-- Opening Marker --

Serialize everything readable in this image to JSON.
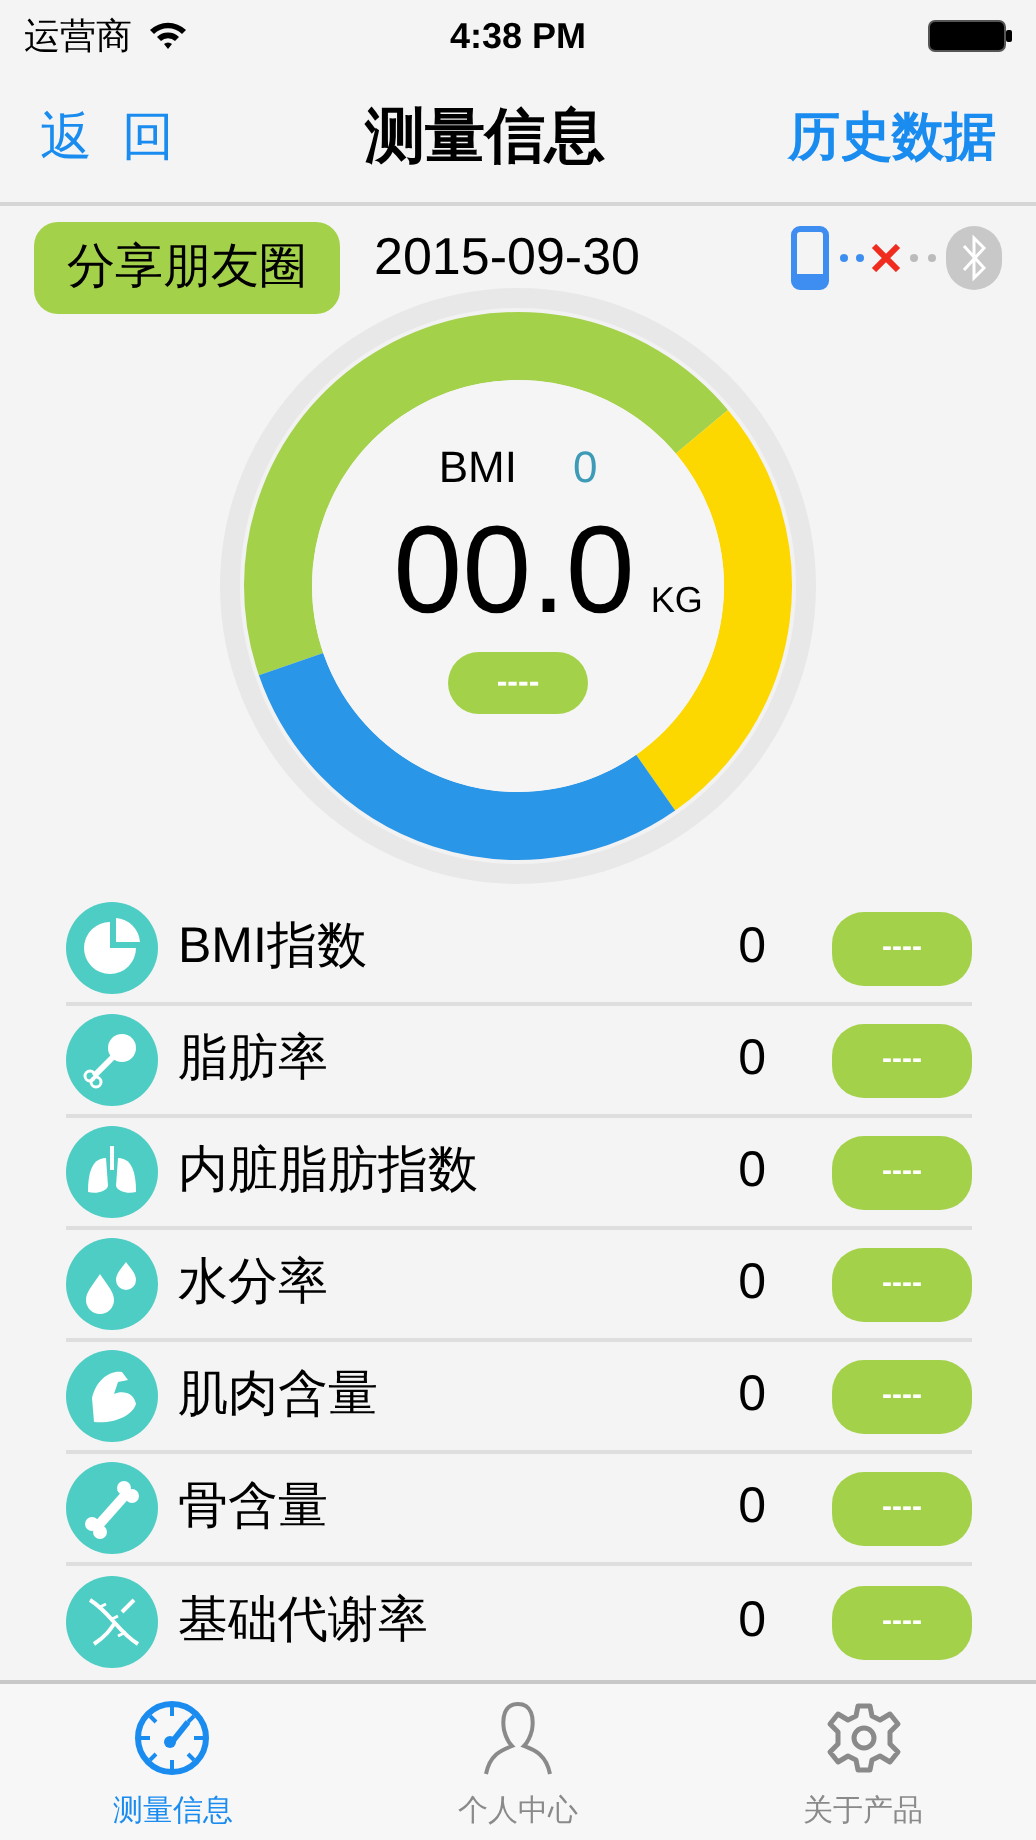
{
  "status_bar": {
    "carrier": "运营商",
    "time": "4:38 PM"
  },
  "nav": {
    "back": "返 回",
    "title": "测量信息",
    "history": "历史数据"
  },
  "share_button": "分享朋友圈",
  "date": "2015-09-30",
  "device_connected": false,
  "gauge": {
    "label": "BMI",
    "bmi_value": "0",
    "weight": "00.0",
    "unit": "KG",
    "status": "----"
  },
  "metrics": [
    {
      "name": "BMI指数",
      "value": "0",
      "status": "----"
    },
    {
      "name": "脂肪率",
      "value": "0",
      "status": "----"
    },
    {
      "name": "内脏脂肪指数",
      "value": "0",
      "status": "----"
    },
    {
      "name": "水分率",
      "value": "0",
      "status": "----"
    },
    {
      "name": "肌肉含量",
      "value": "0",
      "status": "----"
    },
    {
      "name": "骨含量",
      "value": "0",
      "status": "----"
    },
    {
      "name": "基础代谢率",
      "value": "0",
      "status": "----"
    }
  ],
  "tabs": [
    {
      "label": "测量信息",
      "selected": true
    },
    {
      "label": "个人中心",
      "selected": false
    },
    {
      "label": "关于产品",
      "selected": false
    }
  ]
}
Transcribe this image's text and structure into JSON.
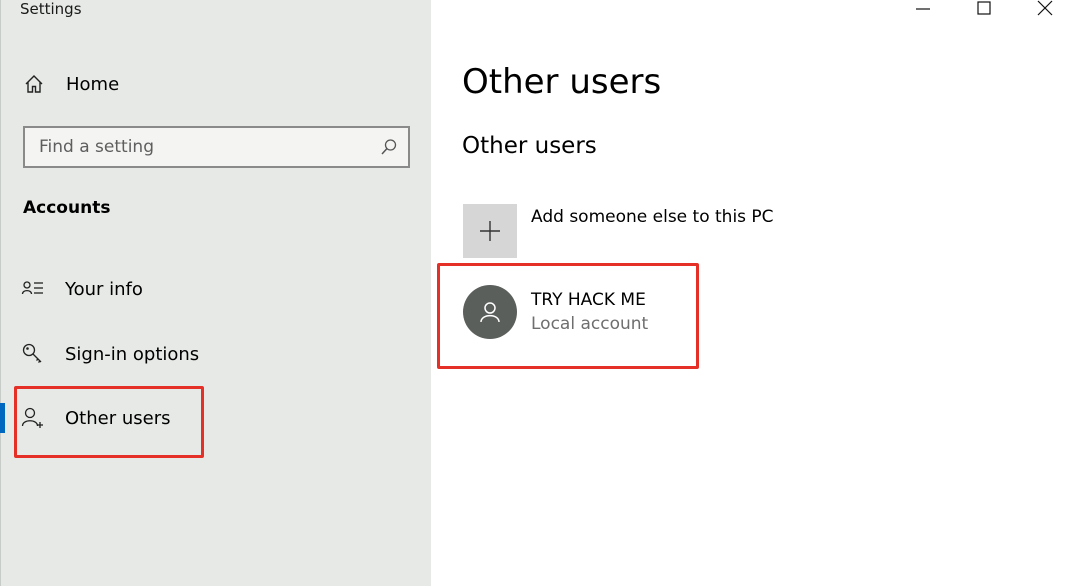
{
  "window": {
    "title": "Settings",
    "controls": [
      "minimize-icon",
      "maximize-icon",
      "close-icon"
    ]
  },
  "sidebar": {
    "home_label": "Home",
    "search": {
      "placeholder": "Find a setting",
      "value": ""
    },
    "section_heading": "Accounts",
    "items": [
      {
        "label": "Your info",
        "icon": "person-list-icon",
        "selected": false
      },
      {
        "label": "Sign-in options",
        "icon": "key-icon",
        "selected": false
      },
      {
        "label": "Other users",
        "icon": "person-add-icon",
        "selected": true
      }
    ]
  },
  "main": {
    "page_title": "Other users",
    "section_title": "Other users",
    "add_user_label": "Add someone else to this PC",
    "users": [
      {
        "name": "TRY HACK ME",
        "account_type": "Local account"
      }
    ]
  },
  "colors": {
    "sidebar_bg": "#e6e9e5",
    "accent": "#0067c0",
    "highlight": "#e53027",
    "avatar_bg": "#5b5f5c"
  }
}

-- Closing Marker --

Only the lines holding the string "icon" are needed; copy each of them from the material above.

=== Response to this exercise ===
      "minimize-icon",
      "maximize-icon",
      "close-icon"
        "icon": "person-list-icon",
        "icon": "key-icon",
        "icon": "person-add-icon",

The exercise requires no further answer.